PROBLEM DESCRIPTION —
Search the records below for "this" and copy every line it turns up in.

Records contained in a dataset:
»»

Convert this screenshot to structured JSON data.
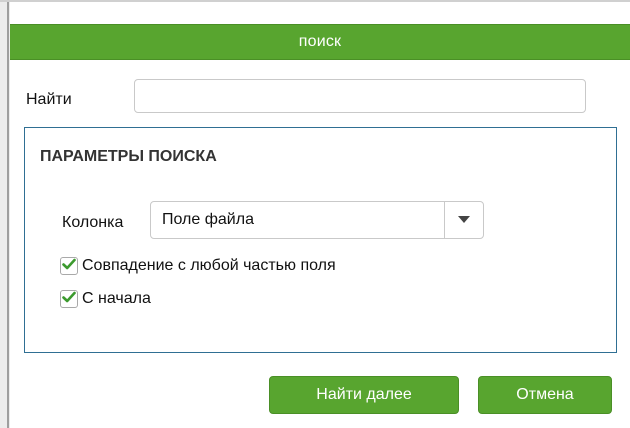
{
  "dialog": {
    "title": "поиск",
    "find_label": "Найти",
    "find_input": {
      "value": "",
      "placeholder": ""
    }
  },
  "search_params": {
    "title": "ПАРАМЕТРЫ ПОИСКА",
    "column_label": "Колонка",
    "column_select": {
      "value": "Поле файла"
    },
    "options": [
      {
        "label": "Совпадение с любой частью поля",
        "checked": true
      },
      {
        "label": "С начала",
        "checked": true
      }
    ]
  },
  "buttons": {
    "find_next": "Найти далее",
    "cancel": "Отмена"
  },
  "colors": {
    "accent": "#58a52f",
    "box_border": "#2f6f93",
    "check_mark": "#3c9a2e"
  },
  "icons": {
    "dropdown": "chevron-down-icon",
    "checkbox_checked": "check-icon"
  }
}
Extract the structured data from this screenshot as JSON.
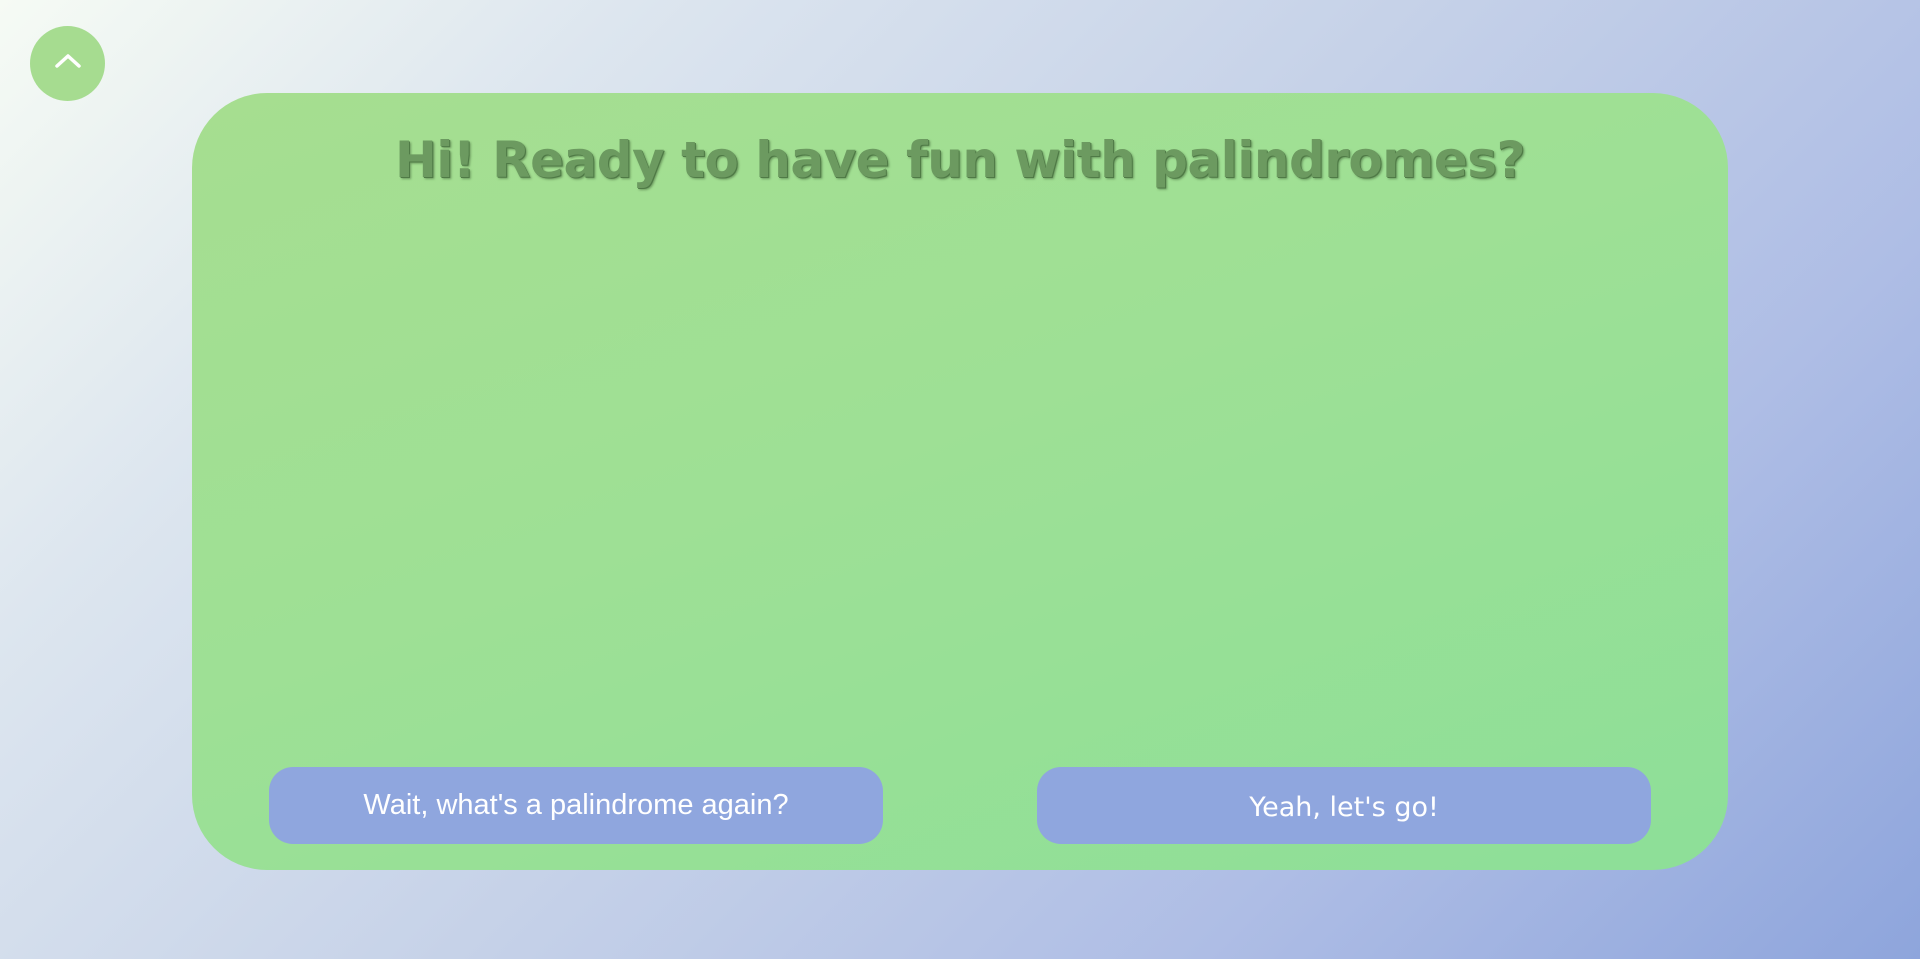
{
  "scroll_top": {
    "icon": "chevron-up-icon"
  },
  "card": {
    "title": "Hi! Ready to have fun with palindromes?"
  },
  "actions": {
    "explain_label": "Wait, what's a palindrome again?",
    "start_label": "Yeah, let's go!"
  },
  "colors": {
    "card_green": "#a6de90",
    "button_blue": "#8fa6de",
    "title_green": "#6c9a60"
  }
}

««

TASK ANSWER —
Convert this screenshot to structured JSON data.
Extract the structured data from this screenshot as JSON.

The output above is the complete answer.